Tuesday, April 06, 2010
Purple Prune Whip
Prune Whip, anyone? I thought if I used the recipe for Baked Prune Whip from my first vintage cookbook - Square Meals by Jan and Michael Stern (a modern cookbook about vintage cookbooks, the one that got me started), I'd be safe. My Mom found steamed prunes in syrup at the store, and I chopped them and baked them according to the recipe. When I was finished, it was white with brown chunks, so I dyed it purple. The next day, it was deflated, and a few folks from my family said it tasted pretty good, except for the odd chunks of prunes here and there. Perhaps it should have been strained? I don't know - and I'm not making this one again. It was odd enough to be dealing with pitting them, chopping that sticky mess, and the color...

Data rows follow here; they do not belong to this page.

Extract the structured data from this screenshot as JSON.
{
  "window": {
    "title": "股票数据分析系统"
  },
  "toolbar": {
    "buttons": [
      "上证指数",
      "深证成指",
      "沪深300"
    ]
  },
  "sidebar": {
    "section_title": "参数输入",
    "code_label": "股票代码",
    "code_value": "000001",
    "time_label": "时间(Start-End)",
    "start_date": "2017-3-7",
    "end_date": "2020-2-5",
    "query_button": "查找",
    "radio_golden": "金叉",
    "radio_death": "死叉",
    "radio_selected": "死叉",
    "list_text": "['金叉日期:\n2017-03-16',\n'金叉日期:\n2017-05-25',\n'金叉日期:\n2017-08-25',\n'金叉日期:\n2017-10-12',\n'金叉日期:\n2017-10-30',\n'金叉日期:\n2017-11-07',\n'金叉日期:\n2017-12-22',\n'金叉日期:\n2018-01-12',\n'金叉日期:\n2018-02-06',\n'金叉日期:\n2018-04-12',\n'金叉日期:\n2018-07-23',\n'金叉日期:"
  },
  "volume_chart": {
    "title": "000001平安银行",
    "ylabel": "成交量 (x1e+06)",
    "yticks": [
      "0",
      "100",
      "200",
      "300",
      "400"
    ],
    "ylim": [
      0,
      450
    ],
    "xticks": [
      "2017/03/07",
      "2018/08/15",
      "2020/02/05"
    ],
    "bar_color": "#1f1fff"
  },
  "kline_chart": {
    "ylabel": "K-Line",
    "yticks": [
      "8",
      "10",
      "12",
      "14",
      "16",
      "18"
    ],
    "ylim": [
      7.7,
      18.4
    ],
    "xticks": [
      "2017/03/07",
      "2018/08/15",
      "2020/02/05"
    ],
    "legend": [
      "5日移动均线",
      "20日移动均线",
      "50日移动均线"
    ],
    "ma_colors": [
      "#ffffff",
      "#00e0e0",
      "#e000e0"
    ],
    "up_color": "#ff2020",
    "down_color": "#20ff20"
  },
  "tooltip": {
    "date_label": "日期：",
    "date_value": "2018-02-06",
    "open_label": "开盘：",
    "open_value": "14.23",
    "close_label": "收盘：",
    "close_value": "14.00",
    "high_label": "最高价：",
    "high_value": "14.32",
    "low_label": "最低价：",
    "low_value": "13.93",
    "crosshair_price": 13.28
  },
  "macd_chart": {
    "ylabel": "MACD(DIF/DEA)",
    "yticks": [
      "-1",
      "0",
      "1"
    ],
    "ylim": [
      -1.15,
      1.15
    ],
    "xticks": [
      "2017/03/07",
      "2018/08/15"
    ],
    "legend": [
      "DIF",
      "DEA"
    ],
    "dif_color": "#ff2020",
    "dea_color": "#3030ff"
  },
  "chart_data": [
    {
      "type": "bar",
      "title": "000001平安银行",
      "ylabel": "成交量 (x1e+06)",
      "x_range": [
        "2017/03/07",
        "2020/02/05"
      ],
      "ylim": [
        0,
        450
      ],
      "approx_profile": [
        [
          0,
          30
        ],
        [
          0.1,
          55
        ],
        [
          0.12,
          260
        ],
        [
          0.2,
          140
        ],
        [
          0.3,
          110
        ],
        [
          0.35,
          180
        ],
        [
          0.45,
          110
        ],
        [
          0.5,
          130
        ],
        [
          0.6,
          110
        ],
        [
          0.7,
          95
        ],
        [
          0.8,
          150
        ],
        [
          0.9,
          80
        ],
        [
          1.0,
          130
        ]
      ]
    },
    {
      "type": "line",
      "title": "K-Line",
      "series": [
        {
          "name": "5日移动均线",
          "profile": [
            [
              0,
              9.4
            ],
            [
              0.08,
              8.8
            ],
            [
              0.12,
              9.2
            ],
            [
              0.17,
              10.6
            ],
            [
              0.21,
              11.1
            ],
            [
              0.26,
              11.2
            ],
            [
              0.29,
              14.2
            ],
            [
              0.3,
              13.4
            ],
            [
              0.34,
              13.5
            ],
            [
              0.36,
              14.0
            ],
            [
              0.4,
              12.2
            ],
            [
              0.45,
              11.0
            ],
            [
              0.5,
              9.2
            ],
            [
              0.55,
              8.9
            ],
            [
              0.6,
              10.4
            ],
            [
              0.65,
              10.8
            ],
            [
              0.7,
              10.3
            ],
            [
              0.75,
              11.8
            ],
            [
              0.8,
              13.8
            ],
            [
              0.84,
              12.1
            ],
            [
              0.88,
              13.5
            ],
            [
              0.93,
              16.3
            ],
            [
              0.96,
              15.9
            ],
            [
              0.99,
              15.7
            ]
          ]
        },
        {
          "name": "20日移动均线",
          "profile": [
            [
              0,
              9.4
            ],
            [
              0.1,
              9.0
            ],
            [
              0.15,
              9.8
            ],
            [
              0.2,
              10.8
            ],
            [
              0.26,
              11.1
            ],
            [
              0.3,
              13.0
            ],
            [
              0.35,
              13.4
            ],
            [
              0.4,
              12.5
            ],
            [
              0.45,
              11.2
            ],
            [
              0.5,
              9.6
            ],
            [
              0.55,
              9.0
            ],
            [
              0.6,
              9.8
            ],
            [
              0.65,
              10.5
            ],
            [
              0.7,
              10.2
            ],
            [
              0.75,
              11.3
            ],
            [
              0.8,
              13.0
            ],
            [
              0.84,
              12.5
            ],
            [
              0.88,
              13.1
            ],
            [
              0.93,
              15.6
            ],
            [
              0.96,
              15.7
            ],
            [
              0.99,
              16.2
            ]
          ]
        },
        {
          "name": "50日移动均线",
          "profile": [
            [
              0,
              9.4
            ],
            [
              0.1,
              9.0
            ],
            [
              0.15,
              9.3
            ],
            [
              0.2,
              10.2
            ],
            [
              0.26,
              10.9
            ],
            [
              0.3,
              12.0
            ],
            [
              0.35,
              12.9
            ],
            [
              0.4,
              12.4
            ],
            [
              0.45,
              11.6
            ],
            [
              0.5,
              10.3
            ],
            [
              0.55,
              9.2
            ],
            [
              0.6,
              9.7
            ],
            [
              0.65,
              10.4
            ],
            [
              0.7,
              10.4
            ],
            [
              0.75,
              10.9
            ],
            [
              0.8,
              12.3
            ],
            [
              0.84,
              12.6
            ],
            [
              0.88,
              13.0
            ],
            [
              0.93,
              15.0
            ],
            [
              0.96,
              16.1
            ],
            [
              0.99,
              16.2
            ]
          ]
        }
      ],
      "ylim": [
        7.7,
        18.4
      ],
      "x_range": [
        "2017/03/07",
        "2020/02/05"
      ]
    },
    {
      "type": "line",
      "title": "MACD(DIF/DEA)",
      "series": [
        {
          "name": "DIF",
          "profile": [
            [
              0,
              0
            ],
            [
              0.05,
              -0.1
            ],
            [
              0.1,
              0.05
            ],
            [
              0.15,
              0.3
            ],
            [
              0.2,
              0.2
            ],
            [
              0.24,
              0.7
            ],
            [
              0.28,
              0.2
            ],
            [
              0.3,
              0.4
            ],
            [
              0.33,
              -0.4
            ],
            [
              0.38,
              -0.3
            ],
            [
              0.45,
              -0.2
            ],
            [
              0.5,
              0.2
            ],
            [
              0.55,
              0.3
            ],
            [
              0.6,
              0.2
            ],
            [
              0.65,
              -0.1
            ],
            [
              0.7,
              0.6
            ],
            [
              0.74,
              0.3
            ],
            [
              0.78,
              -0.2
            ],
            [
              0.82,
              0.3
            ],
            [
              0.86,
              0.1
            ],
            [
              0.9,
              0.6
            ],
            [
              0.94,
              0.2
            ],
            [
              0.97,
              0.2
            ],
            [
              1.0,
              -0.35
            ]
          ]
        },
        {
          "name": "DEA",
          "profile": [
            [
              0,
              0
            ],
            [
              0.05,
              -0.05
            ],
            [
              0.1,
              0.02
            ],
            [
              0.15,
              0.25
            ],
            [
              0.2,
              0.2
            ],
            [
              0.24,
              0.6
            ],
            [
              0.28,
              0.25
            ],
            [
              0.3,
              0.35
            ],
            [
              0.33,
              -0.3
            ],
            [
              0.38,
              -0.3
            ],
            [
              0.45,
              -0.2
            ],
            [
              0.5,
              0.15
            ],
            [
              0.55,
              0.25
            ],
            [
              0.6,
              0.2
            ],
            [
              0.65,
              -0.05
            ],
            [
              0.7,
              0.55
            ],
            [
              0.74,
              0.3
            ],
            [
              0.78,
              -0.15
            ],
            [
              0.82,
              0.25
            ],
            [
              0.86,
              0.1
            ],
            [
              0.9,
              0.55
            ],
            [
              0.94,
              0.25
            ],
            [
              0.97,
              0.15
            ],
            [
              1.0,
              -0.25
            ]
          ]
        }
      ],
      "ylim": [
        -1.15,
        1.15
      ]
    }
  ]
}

From Square Meals: "Baked Prune Whip is an old-fashioned American dessert that appears in every pre-1950's cookbook (no kidding), but has nearly vanished since then. It is souffle-light, and as James Beard says in American Cookery, 'nostalgic to a point.'"
Ok. Nostalgic, but not in modern recipes. A memory food, but perhaps not one that lives up to that memory for today's eaters.
1 1/3 cups pitted prunes
1/3 cup water
1/3 cup sugar
1 tsp. lemon jujice
1 tsp. vanilla extract
6 egg whites
1/4 tsp. cream of tartar
Preheat oven to 350F. Simmer prunes in water for 10 minutes, stirring constantly, until prunes are soft. Drain, chop prunes very fine, and combine in saucepan with sugar. (Since I bought steamed, I drained the jar, pitted them, and chopped them.) Heat until sugar dissolves. Add lemon juice and vanilla. Beat egg whites until frothy, add cream of tartar, and beat until stiff. Fold prunes as gently and quickly as possible into egg whites. Pour into buttered and sugared 2-quart baking dish. Bake 30 minutes, or until golden brown. Serve immediately with heavy cream, or let prune whip deflate, refrigerate, and serve cold with whipped cream. Serves 4.
We served it deflated, and I don't think whipped cream would have helped...